[Excerpts from an interface dataset]

↓↓↓

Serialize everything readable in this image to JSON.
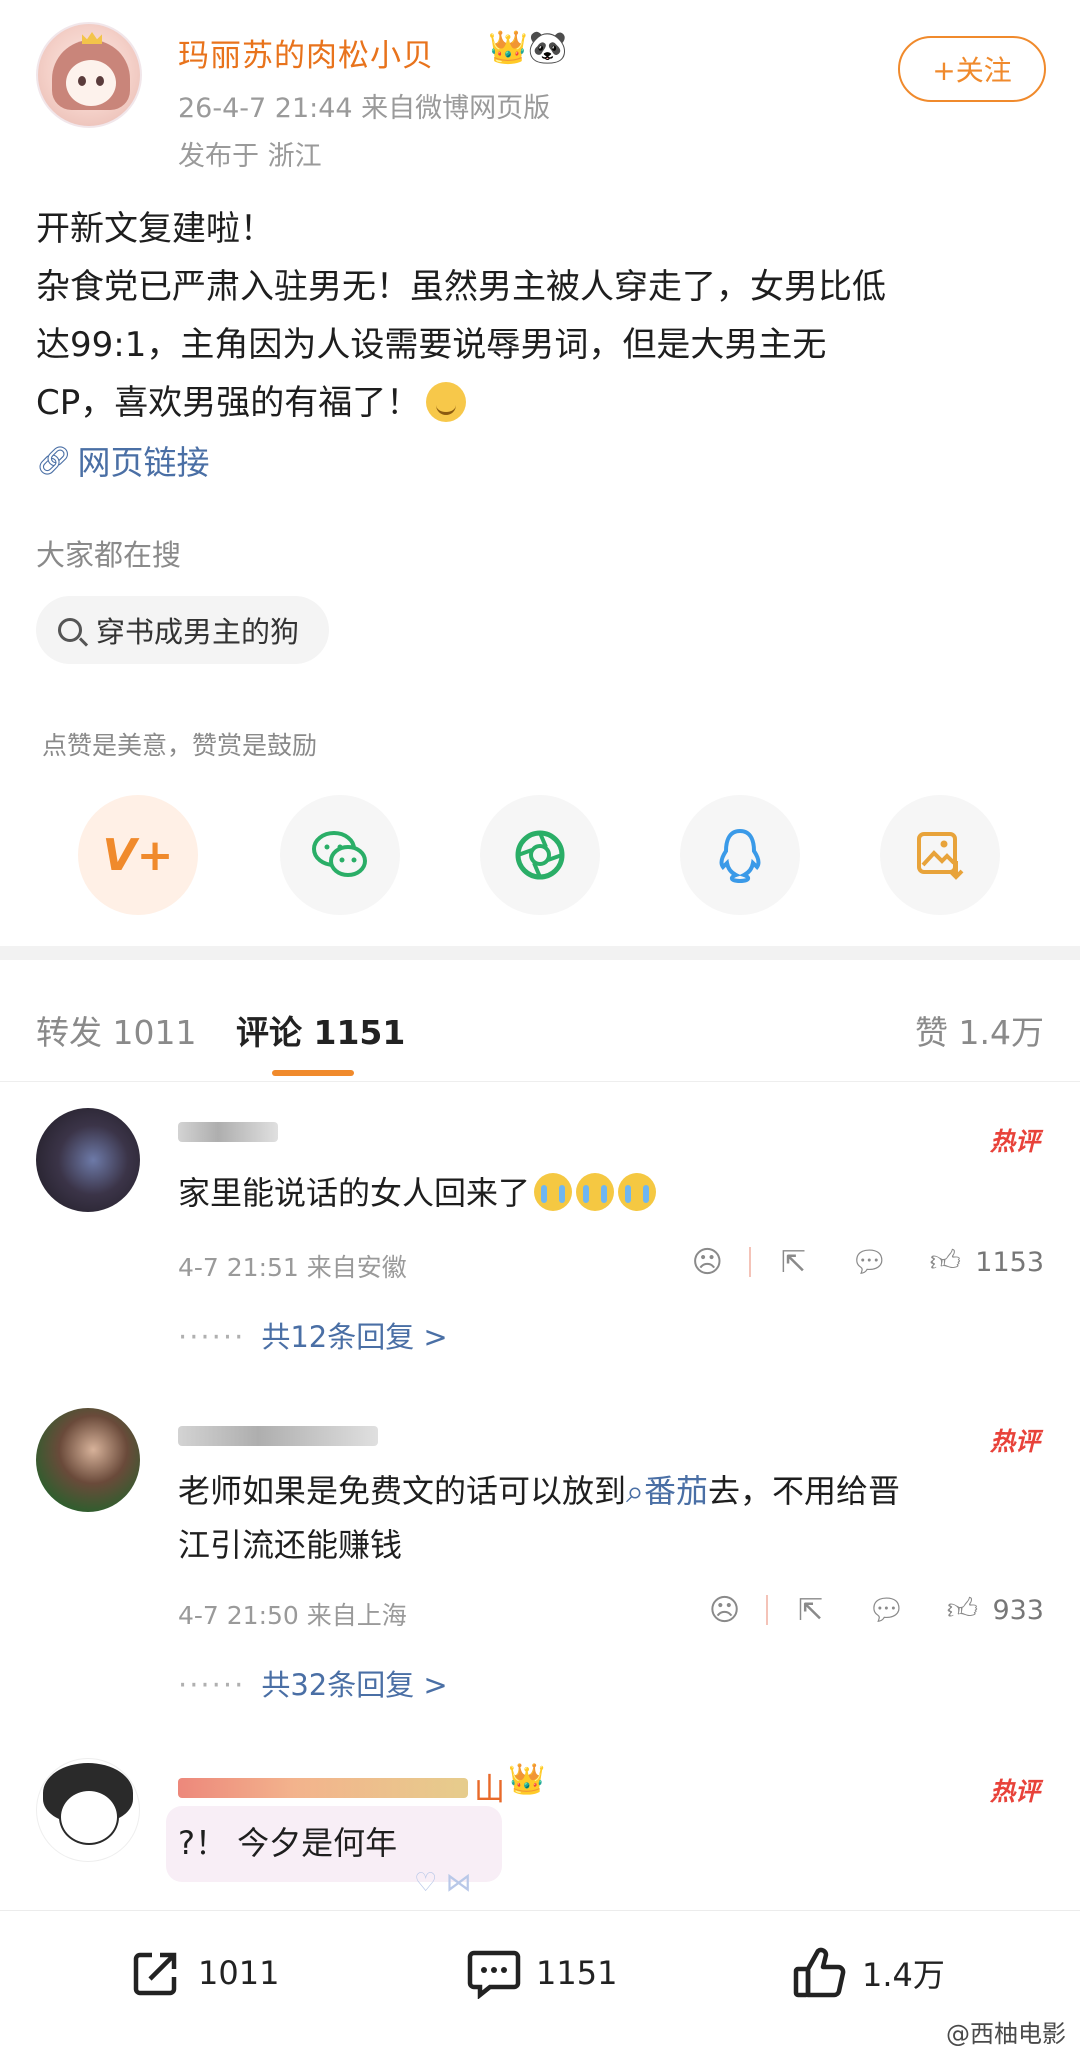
{
  "post": {
    "author": "玛丽苏的肉松小贝",
    "author_badges": "👑🐼",
    "meta": "26-4-7 21:44  来自微博网页版",
    "location": "发布于 浙江",
    "follow_label": "+关注",
    "text_lines": [
      "开新文复建啦！",
      "杂食党已严肃入驻男无！虽然男主被人穿走了，女男比低",
      "达99:1，主角因为人设需要说辱男词，但是大男主无",
      "CP，喜欢男强的有福了！"
    ],
    "link_label": "网页链接",
    "hot_search_title": "大家都在搜",
    "hot_search_query": "穿书成男主的狗",
    "reward_hint": "点赞是美意，赞赏是鼓励"
  },
  "share_buttons": [
    {
      "icon": "V+",
      "color": "#f08a2c"
    },
    {
      "icon": "wechat-icon",
      "color": "#2aae67"
    },
    {
      "icon": "moments-icon",
      "color": "#2aae67"
    },
    {
      "icon": "qq-icon",
      "color": "#3a9ae8"
    },
    {
      "icon": "save-image-icon",
      "color": "#e8a33a"
    }
  ],
  "tabs": {
    "repost": "转发 1011",
    "comments": "评论 1151",
    "likes": "赞 1.4万"
  },
  "comments": [
    {
      "text": "家里能说话的女人回来了",
      "meta": "4-7 21:51 来自安徽",
      "likes": "1153",
      "replies": "共12条回复 >",
      "hot_label": "热评"
    },
    {
      "text_before": "老师如果是免费文的话可以放到",
      "topic": "番茄",
      "text_after": "去，不用给晋",
      "text_line2": "江引流还能赚钱",
      "meta": "4-7 21:50 来自上海",
      "likes": "933",
      "replies": "共32条回复 >",
      "hot_label": "热评"
    },
    {
      "name_suffix": "山",
      "text": "?！ 今夕是何年",
      "hot_label": "热评"
    }
  ],
  "bottom_bar": {
    "reposts": "1011",
    "comments": "1151",
    "likes": "1.4万"
  },
  "watermark": "@西柚电影",
  "colors": {
    "accent": "#f08a2c",
    "link": "#4a6fa5",
    "hot": "#e8423a"
  }
}
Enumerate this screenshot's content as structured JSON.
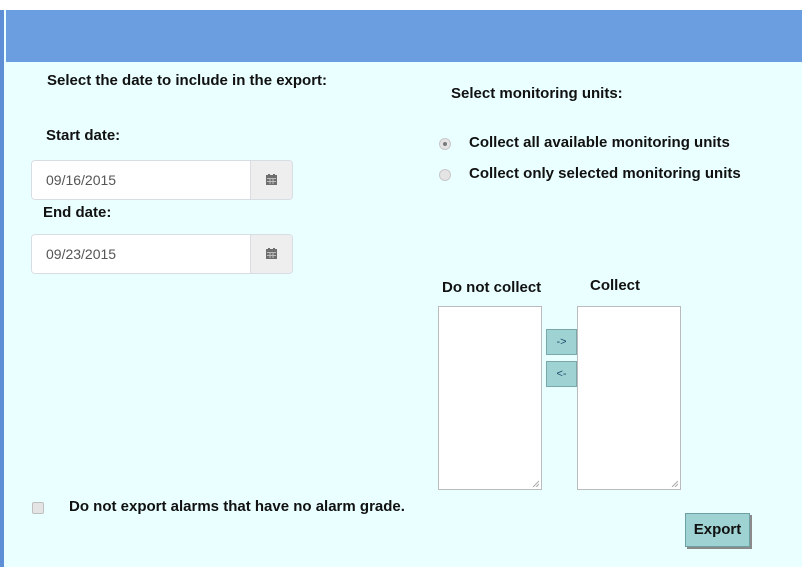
{
  "export_dates": {
    "heading": "Select the date to include in the export:",
    "start_label": "Start date:",
    "start_value": "09/16/2015",
    "end_label": "End date:",
    "end_value": "09/23/2015",
    "calendar_icon": "calendar-icon"
  },
  "monitoring": {
    "heading": "Select monitoring units:",
    "options": [
      {
        "label": "Collect all available monitoring units",
        "selected": true
      },
      {
        "label": "Collect only selected monitoring units",
        "selected": false
      }
    ]
  },
  "lists": {
    "do_not_collect_label": "Do not collect",
    "collect_label": "Collect",
    "move_right_label": "->",
    "move_left_label": "<-"
  },
  "alarms_option": {
    "label": "Do not export alarms that have no alarm grade.",
    "checked": false
  },
  "export_button": "Export",
  "colors": {
    "header_bar": "#6a9ee0",
    "panel_background": "#eaffff",
    "button_fill": "#9fd3d3"
  }
}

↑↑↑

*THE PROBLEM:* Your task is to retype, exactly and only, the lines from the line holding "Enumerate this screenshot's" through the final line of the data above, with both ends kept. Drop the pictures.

*WORKED SOLUTION:*
Enumerate this screenshot's content as structured JSON.
{
  "export_dates": {
    "heading": "Select the date to include in the export:",
    "start_label": "Start date:",
    "start_value": "09/16/2015",
    "end_label": "End date:",
    "end_value": "09/23/2015",
    "calendar_icon": "calendar-icon"
  },
  "monitoring": {
    "heading": "Select monitoring units:",
    "options": [
      {
        "label": "Collect all available monitoring units",
        "selected": true
      },
      {
        "label": "Collect only selected monitoring units",
        "selected": false
      }
    ]
  },
  "lists": {
    "do_not_collect_label": "Do not collect",
    "collect_label": "Collect",
    "move_right_label": "->",
    "move_left_label": "<-"
  },
  "alarms_option": {
    "label": "Do not export alarms that have no alarm grade.",
    "checked": false
  },
  "export_button": "Export",
  "colors": {
    "header_bar": "#6a9ee0",
    "panel_background": "#eaffff",
    "button_fill": "#9fd3d3"
  }
}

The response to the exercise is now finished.